* **REQUIREMENT**:
Repeat every record exactly as written, but leave out the pictures.

+++ GIVEN ENTRIES +++

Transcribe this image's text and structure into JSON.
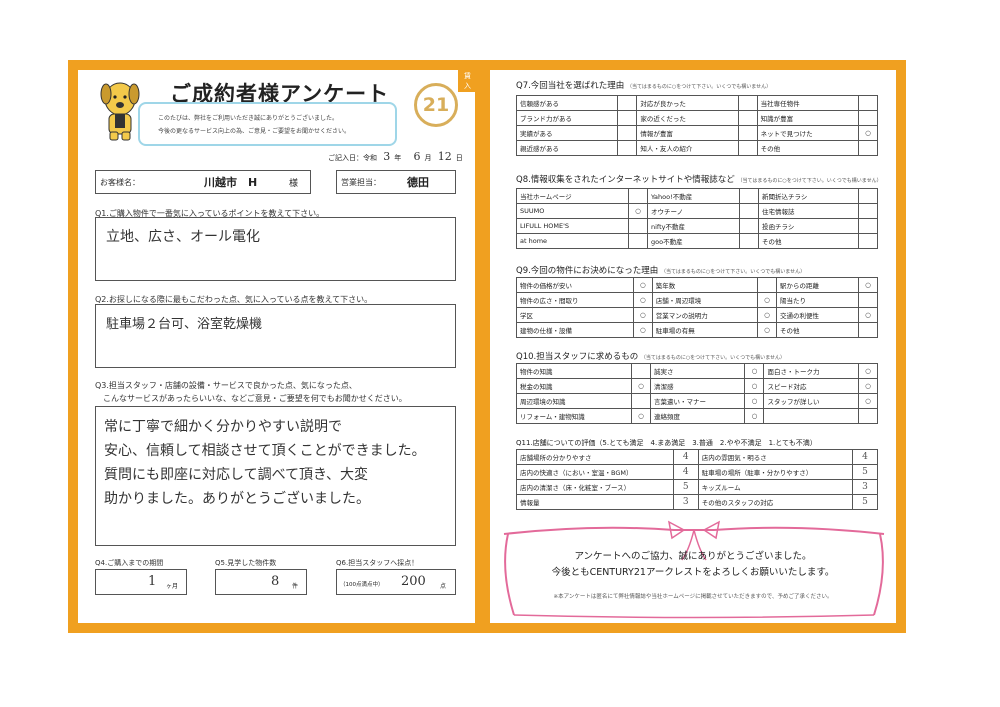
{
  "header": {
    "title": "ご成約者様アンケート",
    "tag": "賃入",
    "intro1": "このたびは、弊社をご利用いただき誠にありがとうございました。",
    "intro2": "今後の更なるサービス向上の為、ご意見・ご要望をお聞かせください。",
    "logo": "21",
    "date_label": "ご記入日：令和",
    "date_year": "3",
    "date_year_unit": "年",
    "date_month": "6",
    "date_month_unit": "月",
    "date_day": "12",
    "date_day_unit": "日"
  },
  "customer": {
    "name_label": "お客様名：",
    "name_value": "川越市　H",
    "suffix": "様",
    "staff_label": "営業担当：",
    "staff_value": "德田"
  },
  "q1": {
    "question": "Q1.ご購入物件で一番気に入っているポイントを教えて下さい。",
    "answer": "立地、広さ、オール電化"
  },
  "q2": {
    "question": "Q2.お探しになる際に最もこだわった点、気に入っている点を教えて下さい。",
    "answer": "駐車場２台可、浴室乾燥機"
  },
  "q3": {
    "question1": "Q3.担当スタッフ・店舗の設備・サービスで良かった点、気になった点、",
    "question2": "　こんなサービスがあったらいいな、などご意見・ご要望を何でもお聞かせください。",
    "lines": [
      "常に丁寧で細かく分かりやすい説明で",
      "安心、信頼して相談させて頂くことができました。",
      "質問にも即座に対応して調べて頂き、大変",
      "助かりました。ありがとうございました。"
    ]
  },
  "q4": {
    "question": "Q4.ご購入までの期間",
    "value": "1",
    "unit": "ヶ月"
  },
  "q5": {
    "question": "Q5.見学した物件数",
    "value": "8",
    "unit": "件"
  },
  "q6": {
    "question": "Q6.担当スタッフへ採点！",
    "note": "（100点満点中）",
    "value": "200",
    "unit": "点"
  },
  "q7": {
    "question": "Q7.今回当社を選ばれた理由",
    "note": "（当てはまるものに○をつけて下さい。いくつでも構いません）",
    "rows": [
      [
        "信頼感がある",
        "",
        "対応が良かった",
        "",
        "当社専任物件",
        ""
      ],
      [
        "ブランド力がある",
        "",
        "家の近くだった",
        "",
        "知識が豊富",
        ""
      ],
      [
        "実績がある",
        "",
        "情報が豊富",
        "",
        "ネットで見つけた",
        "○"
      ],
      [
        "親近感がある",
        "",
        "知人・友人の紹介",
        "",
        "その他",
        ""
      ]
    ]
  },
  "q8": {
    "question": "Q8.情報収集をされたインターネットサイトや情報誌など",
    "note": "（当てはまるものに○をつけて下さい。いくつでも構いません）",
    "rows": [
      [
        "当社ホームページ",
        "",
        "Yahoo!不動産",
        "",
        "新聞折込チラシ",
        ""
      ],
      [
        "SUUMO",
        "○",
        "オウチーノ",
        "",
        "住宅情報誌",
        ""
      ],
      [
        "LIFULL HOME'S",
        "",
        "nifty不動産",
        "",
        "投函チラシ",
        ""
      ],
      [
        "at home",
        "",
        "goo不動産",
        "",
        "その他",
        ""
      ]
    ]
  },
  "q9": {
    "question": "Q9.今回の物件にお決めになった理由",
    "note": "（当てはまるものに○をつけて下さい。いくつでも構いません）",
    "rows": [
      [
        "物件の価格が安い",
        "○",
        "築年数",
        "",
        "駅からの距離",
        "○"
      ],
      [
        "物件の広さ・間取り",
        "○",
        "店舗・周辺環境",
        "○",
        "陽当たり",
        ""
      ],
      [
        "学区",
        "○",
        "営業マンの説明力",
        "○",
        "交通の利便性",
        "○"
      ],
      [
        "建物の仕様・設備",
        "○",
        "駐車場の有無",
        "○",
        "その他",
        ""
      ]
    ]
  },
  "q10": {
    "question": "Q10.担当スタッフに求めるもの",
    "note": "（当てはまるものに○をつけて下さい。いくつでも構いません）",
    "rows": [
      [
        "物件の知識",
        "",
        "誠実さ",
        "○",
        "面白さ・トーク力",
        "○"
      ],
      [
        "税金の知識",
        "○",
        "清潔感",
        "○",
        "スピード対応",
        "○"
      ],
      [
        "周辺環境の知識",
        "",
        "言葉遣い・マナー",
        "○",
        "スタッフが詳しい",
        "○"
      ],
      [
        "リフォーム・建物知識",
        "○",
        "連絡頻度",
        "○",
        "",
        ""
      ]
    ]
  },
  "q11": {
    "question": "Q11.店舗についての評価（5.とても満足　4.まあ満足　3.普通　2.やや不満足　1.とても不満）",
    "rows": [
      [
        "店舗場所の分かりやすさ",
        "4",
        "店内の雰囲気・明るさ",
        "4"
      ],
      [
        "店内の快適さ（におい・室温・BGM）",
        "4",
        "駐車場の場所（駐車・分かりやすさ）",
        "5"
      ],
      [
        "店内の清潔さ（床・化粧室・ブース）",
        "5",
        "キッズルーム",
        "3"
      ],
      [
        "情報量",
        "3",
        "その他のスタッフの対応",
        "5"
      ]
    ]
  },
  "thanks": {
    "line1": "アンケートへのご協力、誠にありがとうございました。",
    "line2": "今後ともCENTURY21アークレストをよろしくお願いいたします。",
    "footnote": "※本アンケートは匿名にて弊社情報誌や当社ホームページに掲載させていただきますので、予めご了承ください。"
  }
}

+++

* **WORKED SOLUTION**:
Transcribe this image's text and structure into JSON.
{
  "header": {
    "title": "ご成約者様アンケート",
    "tag": "賃入",
    "intro1": "このたびは、弊社をご利用いただき誠にありがとうございました。",
    "intro2": "今後の更なるサービス向上の為、ご意見・ご要望をお聞かせください。",
    "logo": "21",
    "date_label": "ご記入日：令和",
    "date_year": "3",
    "date_year_unit": "年",
    "date_month": "6",
    "date_month_unit": "月",
    "date_day": "12",
    "date_day_unit": "日"
  },
  "customer": {
    "name_label": "お客様名：",
    "name_value": "川越市　H",
    "suffix": "様",
    "staff_label": "営業担当：",
    "staff_value": "德田"
  },
  "q1": {
    "question": "Q1.ご購入物件で一番気に入っているポイントを教えて下さい。",
    "answer": "立地、広さ、オール電化"
  },
  "q2": {
    "question": "Q2.お探しになる際に最もこだわった点、気に入っている点を教えて下さい。",
    "answer": "駐車場２台可、浴室乾燥機"
  },
  "q3": {
    "question1": "Q3.担当スタッフ・店舗の設備・サービスで良かった点、気になった点、",
    "question2": "　こんなサービスがあったらいいな、などご意見・ご要望を何でもお聞かせください。",
    "lines": [
      "常に丁寧で細かく分かりやすい説明で",
      "安心、信頼して相談させて頂くことができました。",
      "質問にも即座に対応して調べて頂き、大変",
      "助かりました。ありがとうございました。"
    ]
  },
  "q4": {
    "question": "Q4.ご購入までの期間",
    "value": "1",
    "unit": "ヶ月"
  },
  "q5": {
    "question": "Q5.見学した物件数",
    "value": "8",
    "unit": "件"
  },
  "q6": {
    "question": "Q6.担当スタッフへ採点！",
    "note": "（100点満点中）",
    "value": "200",
    "unit": "点"
  },
  "q7": {
    "question": "Q7.今回当社を選ばれた理由",
    "note": "（当てはまるものに○をつけて下さい。いくつでも構いません）",
    "rows": [
      [
        "信頼感がある",
        "",
        "対応が良かった",
        "",
        "当社専任物件",
        ""
      ],
      [
        "ブランド力がある",
        "",
        "家の近くだった",
        "",
        "知識が豊富",
        ""
      ],
      [
        "実績がある",
        "",
        "情報が豊富",
        "",
        "ネットで見つけた",
        "○"
      ],
      [
        "親近感がある",
        "",
        "知人・友人の紹介",
        "",
        "その他",
        ""
      ]
    ]
  },
  "q8": {
    "question": "Q8.情報収集をされたインターネットサイトや情報誌など",
    "note": "（当てはまるものに○をつけて下さい。いくつでも構いません）",
    "rows": [
      [
        "当社ホームページ",
        "",
        "Yahoo!不動産",
        "",
        "新聞折込チラシ",
        ""
      ],
      [
        "SUUMO",
        "○",
        "オウチーノ",
        "",
        "住宅情報誌",
        ""
      ],
      [
        "LIFULL HOME'S",
        "",
        "nifty不動産",
        "",
        "投函チラシ",
        ""
      ],
      [
        "at home",
        "",
        "goo不動産",
        "",
        "その他",
        ""
      ]
    ]
  },
  "q9": {
    "question": "Q9.今回の物件にお決めになった理由",
    "note": "（当てはまるものに○をつけて下さい。いくつでも構いません）",
    "rows": [
      [
        "物件の価格が安い",
        "○",
        "築年数",
        "",
        "駅からの距離",
        "○"
      ],
      [
        "物件の広さ・間取り",
        "○",
        "店舗・周辺環境",
        "○",
        "陽当たり",
        ""
      ],
      [
        "学区",
        "○",
        "営業マンの説明力",
        "○",
        "交通の利便性",
        "○"
      ],
      [
        "建物の仕様・設備",
        "○",
        "駐車場の有無",
        "○",
        "その他",
        ""
      ]
    ]
  },
  "q10": {
    "question": "Q10.担当スタッフに求めるもの",
    "note": "（当てはまるものに○をつけて下さい。いくつでも構いません）",
    "rows": [
      [
        "物件の知識",
        "",
        "誠実さ",
        "○",
        "面白さ・トーク力",
        "○"
      ],
      [
        "税金の知識",
        "○",
        "清潔感",
        "○",
        "スピード対応",
        "○"
      ],
      [
        "周辺環境の知識",
        "",
        "言葉遣い・マナー",
        "○",
        "スタッフが詳しい",
        "○"
      ],
      [
        "リフォーム・建物知識",
        "○",
        "連絡頻度",
        "○",
        "",
        ""
      ]
    ]
  },
  "q11": {
    "question": "Q11.店舗についての評価（5.とても満足　4.まあ満足　3.普通　2.やや不満足　1.とても不満）",
    "rows": [
      [
        "店舗場所の分かりやすさ",
        "4",
        "店内の雰囲気・明るさ",
        "4"
      ],
      [
        "店内の快適さ（におい・室温・BGM）",
        "4",
        "駐車場の場所（駐車・分かりやすさ）",
        "5"
      ],
      [
        "店内の清潔さ（床・化粧室・ブース）",
        "5",
        "キッズルーム",
        "3"
      ],
      [
        "情報量",
        "3",
        "その他のスタッフの対応",
        "5"
      ]
    ]
  },
  "thanks": {
    "line1": "アンケートへのご協力、誠にありがとうございました。",
    "line2": "今後ともCENTURY21アークレストをよろしくお願いいたします。",
    "footnote": "※本アンケートは匿名にて弊社情報誌や当社ホームページに掲載させていただきますので、予めご了承ください。"
  }
}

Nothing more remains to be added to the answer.